In the understatement of the week, SI writer Albert Breer wrote Rivera has found his voice “in a way he hadn’t used it before,” and “he believes it’s for the better.” Rivera is speaking out about COVID-19 and vaccines because he is a cancer survivor and that’s making him a public health advocate.
Bluntly and coarsely speaking, Rivera described a conversation with one of his players that led him to react:
“Gen Z is relying on this (holding up his cell phone). And you got some, quite frankly, f------ a-------, that are putting a bunch of misinformation out there, leading people to die. That’s frustrating to me, that these people are allowed to have a platform. And then, one specific news agency, every time they have someone on, I’m not a doctor, but the vaccines don’t work. Or, I’m not an epidemiologist, but vaccines are going to give you a third nipple and make you sterile. Come on. That, to me? That should not be allowed.”
Rivera did not help his argument for vaccines when he said: “I know I’m vaccinated, and I know it’s going to keep me from getting deathly ill, but I can still get it. And who knows? So I have to be careful.”
Despite a U.S. healthcare system “that’s broken,” there’s enough “positive science” out there, Rivera rambled on in advocating for vaccines.
Neither Breer’s story or Rivera’s rant included the facts that the vaccines are not yet fully FDA approved and there are plenty of tragic reaction stories. Nor did the pro-choice argument we hear bandied about with regard to abortion come into play. Aren’t people’s health care decisions private matters between them and their doctor? Not when it comes to COVID-19 vaccine discussions.

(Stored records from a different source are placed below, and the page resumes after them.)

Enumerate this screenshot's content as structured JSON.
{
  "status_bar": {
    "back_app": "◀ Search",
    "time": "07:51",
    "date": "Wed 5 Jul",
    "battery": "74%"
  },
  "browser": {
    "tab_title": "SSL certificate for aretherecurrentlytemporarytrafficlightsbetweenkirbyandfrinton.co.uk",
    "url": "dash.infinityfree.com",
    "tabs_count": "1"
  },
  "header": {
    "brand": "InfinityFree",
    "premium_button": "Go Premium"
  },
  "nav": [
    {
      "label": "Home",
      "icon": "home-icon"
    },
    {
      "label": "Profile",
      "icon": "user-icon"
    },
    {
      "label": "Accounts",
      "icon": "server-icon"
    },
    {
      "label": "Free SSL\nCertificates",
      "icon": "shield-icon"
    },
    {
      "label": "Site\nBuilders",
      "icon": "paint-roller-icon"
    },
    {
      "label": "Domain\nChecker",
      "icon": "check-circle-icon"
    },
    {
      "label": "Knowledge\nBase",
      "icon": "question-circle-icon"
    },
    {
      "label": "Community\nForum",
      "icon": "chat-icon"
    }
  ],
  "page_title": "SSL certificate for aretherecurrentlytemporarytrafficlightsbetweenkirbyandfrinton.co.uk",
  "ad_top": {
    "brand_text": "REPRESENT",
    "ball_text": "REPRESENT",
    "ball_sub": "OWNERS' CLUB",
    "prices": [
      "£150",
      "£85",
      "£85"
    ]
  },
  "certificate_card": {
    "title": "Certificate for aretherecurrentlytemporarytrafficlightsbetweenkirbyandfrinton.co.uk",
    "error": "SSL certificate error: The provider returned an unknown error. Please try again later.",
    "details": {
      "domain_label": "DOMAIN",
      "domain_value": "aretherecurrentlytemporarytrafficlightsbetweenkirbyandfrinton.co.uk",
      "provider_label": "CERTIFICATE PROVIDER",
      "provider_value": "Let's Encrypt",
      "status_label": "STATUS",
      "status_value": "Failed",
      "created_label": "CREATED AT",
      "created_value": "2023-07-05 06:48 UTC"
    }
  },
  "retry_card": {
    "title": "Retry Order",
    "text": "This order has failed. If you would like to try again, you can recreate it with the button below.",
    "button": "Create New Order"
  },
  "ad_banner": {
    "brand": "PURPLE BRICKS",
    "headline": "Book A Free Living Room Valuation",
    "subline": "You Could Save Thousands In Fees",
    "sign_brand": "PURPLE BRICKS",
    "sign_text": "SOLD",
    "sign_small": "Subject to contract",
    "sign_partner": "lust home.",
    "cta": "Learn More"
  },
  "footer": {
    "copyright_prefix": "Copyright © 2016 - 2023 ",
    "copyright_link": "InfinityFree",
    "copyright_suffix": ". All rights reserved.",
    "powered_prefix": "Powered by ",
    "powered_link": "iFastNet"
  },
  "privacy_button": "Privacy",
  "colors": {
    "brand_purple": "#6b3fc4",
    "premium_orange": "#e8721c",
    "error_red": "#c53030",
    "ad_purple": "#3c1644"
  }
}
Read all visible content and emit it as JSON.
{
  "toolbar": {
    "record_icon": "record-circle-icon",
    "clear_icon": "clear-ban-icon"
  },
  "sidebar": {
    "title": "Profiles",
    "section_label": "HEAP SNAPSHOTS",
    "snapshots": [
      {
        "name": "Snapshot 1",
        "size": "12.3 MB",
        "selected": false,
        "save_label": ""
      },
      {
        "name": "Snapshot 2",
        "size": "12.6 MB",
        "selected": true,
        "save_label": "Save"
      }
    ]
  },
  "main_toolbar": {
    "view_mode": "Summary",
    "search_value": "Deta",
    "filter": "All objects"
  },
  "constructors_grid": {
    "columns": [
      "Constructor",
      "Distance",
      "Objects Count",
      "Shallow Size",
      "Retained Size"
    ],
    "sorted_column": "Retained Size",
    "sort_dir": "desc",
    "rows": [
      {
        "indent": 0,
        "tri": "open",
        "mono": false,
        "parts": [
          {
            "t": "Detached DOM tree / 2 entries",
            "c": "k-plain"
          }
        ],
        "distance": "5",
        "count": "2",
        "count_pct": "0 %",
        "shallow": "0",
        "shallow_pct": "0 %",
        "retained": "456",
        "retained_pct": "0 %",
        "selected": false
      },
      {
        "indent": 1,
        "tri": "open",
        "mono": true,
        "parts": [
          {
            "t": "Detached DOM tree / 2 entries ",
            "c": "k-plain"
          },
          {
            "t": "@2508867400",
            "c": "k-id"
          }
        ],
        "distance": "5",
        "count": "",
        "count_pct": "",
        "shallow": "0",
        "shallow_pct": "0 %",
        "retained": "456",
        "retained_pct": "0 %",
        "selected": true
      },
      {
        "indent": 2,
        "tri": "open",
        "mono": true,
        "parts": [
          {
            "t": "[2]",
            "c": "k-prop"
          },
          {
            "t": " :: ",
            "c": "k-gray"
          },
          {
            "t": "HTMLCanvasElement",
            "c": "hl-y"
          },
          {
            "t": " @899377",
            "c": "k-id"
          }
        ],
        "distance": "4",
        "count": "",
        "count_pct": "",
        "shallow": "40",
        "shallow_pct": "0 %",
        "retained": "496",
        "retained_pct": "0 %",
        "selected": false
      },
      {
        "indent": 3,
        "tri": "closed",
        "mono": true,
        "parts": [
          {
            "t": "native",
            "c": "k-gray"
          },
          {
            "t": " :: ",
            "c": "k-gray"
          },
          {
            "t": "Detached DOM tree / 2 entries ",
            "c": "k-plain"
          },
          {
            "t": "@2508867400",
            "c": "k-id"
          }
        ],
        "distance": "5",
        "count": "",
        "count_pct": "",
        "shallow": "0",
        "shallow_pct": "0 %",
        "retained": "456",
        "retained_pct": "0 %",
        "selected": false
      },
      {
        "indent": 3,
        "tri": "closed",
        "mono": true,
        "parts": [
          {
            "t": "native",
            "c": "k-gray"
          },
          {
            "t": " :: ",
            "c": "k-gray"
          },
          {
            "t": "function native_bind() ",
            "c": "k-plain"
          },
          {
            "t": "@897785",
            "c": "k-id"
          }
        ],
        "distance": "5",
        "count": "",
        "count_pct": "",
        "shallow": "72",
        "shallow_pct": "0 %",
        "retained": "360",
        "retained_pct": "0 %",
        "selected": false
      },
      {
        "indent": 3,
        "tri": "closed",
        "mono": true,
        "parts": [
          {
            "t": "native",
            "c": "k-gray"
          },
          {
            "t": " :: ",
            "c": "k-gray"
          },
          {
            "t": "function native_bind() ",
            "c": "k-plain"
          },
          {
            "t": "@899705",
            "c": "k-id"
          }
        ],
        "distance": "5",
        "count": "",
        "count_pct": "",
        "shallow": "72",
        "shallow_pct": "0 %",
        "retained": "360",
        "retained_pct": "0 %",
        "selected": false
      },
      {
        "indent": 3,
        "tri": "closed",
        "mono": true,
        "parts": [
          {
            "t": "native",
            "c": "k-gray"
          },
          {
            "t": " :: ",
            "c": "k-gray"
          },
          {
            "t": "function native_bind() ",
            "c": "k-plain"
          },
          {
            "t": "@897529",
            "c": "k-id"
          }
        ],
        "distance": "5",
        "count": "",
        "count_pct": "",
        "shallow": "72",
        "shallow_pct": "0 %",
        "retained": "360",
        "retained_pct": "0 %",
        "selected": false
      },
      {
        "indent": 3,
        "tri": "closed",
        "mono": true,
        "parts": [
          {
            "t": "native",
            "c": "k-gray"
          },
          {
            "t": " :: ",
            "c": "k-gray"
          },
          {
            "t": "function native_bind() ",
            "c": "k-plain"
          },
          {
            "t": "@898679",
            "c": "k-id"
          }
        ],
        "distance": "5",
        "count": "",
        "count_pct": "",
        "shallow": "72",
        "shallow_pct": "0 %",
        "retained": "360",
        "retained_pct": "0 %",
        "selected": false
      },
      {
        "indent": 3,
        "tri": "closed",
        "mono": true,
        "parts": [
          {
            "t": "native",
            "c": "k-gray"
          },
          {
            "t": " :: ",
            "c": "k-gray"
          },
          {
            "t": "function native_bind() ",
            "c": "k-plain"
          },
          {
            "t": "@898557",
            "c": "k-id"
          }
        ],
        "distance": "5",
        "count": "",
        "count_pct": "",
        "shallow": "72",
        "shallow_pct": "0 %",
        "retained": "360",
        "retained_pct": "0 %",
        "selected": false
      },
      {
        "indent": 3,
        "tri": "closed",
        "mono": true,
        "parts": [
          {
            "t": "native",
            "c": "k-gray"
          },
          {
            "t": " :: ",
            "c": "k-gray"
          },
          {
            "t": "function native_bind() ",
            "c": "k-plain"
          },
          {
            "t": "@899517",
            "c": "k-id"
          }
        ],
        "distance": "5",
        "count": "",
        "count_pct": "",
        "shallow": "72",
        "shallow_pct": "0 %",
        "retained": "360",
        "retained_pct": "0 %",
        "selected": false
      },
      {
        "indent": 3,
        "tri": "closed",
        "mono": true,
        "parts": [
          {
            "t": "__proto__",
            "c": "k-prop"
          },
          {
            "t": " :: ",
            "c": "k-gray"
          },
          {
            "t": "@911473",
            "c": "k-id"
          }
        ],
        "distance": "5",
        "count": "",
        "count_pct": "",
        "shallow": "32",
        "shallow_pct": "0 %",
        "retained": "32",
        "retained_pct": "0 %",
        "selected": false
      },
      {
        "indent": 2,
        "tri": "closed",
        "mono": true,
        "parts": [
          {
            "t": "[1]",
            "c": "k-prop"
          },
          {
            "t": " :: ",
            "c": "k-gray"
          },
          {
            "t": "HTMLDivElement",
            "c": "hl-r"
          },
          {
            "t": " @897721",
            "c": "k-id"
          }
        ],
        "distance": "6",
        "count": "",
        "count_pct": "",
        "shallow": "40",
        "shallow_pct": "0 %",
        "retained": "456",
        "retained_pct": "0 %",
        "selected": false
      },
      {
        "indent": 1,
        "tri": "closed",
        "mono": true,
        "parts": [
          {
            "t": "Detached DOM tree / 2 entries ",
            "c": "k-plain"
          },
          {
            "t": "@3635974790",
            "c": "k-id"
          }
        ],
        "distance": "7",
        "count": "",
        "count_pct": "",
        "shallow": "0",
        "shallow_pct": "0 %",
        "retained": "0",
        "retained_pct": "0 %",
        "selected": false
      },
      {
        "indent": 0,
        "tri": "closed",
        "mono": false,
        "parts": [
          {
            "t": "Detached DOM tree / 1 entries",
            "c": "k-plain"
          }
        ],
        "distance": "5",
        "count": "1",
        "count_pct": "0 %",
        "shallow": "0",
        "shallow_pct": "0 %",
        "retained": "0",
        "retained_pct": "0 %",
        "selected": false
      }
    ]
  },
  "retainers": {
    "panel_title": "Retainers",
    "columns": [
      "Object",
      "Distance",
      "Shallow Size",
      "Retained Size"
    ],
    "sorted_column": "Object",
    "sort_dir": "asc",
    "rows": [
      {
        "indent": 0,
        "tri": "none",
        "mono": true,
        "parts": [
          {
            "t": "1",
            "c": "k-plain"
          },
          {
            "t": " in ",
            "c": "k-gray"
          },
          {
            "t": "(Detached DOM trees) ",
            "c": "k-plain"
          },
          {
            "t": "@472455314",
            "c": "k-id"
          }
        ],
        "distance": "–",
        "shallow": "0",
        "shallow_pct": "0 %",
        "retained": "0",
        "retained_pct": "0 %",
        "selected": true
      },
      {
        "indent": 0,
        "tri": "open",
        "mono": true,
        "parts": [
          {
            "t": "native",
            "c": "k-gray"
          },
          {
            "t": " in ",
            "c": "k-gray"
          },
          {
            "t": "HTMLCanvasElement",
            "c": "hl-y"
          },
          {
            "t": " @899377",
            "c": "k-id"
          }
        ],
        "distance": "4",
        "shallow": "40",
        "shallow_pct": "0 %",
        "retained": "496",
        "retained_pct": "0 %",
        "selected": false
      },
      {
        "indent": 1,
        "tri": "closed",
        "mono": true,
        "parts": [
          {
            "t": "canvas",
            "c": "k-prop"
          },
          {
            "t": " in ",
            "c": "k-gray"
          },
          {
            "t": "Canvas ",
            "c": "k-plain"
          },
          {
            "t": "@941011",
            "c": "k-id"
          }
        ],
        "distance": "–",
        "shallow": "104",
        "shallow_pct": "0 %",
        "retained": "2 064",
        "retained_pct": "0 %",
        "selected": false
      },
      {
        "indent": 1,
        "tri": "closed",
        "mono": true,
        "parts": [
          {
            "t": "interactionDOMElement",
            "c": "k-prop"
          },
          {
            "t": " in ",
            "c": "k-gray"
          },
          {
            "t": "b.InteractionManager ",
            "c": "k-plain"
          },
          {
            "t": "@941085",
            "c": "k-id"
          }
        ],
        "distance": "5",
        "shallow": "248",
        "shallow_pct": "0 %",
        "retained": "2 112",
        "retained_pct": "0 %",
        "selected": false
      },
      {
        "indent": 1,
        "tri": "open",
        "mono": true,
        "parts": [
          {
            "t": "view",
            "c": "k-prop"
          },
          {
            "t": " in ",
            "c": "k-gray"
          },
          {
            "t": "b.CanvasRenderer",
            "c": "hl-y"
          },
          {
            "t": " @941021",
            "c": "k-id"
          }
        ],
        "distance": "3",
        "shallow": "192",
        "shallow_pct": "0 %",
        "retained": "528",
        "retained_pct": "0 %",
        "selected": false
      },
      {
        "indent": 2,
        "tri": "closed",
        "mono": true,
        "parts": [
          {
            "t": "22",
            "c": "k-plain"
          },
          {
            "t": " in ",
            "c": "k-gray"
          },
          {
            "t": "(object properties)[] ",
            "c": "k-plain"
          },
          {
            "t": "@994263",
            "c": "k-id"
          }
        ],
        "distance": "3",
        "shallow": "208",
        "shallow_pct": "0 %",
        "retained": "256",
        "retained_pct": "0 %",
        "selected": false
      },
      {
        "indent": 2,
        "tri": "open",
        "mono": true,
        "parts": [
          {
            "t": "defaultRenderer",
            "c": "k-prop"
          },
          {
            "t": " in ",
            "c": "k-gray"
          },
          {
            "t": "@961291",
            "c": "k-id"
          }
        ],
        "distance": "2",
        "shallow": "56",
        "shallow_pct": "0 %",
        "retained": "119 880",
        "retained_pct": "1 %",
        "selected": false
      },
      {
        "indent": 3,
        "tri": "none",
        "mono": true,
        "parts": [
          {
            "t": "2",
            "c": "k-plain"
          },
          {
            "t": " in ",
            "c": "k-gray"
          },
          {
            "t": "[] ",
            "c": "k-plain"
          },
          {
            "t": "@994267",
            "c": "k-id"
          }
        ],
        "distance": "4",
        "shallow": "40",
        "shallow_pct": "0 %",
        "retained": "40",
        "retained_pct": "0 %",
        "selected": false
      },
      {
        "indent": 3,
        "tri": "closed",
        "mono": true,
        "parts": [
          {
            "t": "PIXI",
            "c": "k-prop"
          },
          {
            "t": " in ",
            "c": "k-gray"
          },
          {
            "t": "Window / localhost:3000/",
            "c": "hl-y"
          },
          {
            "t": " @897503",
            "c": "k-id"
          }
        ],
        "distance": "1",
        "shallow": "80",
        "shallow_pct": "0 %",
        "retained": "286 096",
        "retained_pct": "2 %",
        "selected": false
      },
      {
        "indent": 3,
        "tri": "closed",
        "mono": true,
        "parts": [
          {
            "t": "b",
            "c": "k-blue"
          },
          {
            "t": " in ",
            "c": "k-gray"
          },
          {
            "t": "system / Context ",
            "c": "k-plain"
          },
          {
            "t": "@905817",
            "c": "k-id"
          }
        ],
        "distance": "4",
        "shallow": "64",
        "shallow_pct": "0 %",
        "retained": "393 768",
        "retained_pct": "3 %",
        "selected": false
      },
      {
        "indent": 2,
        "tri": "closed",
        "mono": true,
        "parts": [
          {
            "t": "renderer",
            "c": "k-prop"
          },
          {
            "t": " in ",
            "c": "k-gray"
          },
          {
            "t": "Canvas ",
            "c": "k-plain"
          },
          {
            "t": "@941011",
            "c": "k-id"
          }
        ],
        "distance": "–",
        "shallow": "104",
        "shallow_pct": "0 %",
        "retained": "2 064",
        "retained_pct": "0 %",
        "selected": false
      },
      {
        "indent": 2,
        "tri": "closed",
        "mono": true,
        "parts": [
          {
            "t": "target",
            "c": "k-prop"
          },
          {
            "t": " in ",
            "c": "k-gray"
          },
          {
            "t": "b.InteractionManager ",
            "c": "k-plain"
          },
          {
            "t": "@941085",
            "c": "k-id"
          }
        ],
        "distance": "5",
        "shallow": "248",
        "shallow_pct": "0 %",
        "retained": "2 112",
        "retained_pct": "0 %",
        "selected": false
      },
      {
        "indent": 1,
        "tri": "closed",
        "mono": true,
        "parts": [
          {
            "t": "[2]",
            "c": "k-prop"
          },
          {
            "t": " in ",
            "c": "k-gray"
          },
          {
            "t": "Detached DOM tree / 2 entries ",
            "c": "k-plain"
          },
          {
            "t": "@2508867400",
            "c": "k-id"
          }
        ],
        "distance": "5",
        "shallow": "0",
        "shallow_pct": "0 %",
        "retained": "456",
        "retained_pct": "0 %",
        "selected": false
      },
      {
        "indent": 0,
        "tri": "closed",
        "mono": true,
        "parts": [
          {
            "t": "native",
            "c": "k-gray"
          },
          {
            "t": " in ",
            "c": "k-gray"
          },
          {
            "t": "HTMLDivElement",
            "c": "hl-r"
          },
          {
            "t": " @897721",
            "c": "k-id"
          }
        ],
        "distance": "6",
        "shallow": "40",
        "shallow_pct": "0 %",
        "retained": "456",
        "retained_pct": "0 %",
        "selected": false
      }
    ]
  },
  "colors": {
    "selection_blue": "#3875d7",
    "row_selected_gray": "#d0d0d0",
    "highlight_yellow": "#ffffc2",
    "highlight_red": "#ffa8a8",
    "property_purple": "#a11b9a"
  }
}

The NFL has instituted harsh penalties (the threat of fines and forfeitures) for unvaccinated players and their teams for the 2021 season.